Photo/IllutrationA panoramic photo of Yoshiwara likely shot from the Ryounkaku building (Provided by Masaharu Asada)

  • Photo/Illustraion

The discovery of a rare panoramic photograph of Yoshiwara, the largest red-light district during the Edo Period (1603-1867), has researchers hot under the collar.

Taketoshi Hibiya, a former Keio University professor who studies Yoshiwara’s history, described the photo, likely taken in the mid-Meiji Era (1868-1912), as a “historic material.”

“I have never seen a picture snapped from above to cover the entire Yoshiwara although a photo exists showing part of the quarter before it was destroyed in the 1911 fire,” he said.

The photo, which measures 10.2 centimeters by 14.6 cm, is printed on albumen paper. Masaharu Asada, a collector based in Tokyo, found it on an online auction site in June.

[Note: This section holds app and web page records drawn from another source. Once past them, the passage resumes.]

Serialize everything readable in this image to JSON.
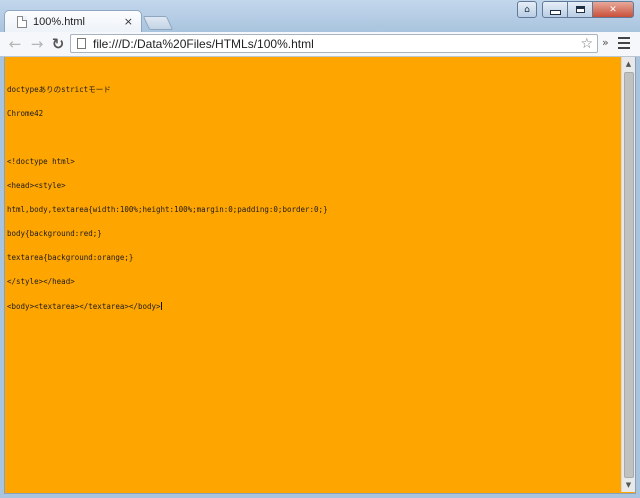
{
  "tab": {
    "title": "100%.html",
    "close_glyph": "×"
  },
  "window_controls": {
    "profile_glyph": "⌂",
    "close_glyph": "✕"
  },
  "toolbar": {
    "back_glyph": "←",
    "forward_glyph": "→",
    "reload_glyph": "↻",
    "url": "file:///D:/Data%20Files/HTMLs/100%.html",
    "star_glyph": "☆",
    "extensions_glyph": "»"
  },
  "page": {
    "background_color": "#ffa500",
    "lines": [
      "doctypeありのstrictモード",
      "Chrome42",
      "",
      "<!doctype html>",
      "<head><style>",
      "html,body,textarea{width:100%;height:100%;margin:0;padding:0;border:0;}",
      "body{background:red;}",
      "textarea{background:orange;}",
      "</style></head>",
      "<body><textarea></textarea></body>"
    ]
  },
  "scrollbar": {
    "up_glyph": "▲",
    "down_glyph": "▼"
  }
}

The back of the photo-mount indicates it was likely shot by noted photographer Esaki Reiji (1845-1910) from the observation deck of the 12-story Ryounkaku building, which opened near Sensoji temple in the Asakusa district in 1890.

Houses and agricultural fields can be seen in the foreground, with the Yoshiwara district shown behind them.

Some large brothels in the photo are seen with a clock turret, a tower and a balcony designed to impress customers. A hospital to examine prostitutes for syphilis is also in the picture.

Hibiya said Yoshiwara was lined with three-storied brothels during the Meiji Era.

“State-of-the-art, modern-style buildings were constructed in the middle of agricultural fields to grab customers’ attention,” he said.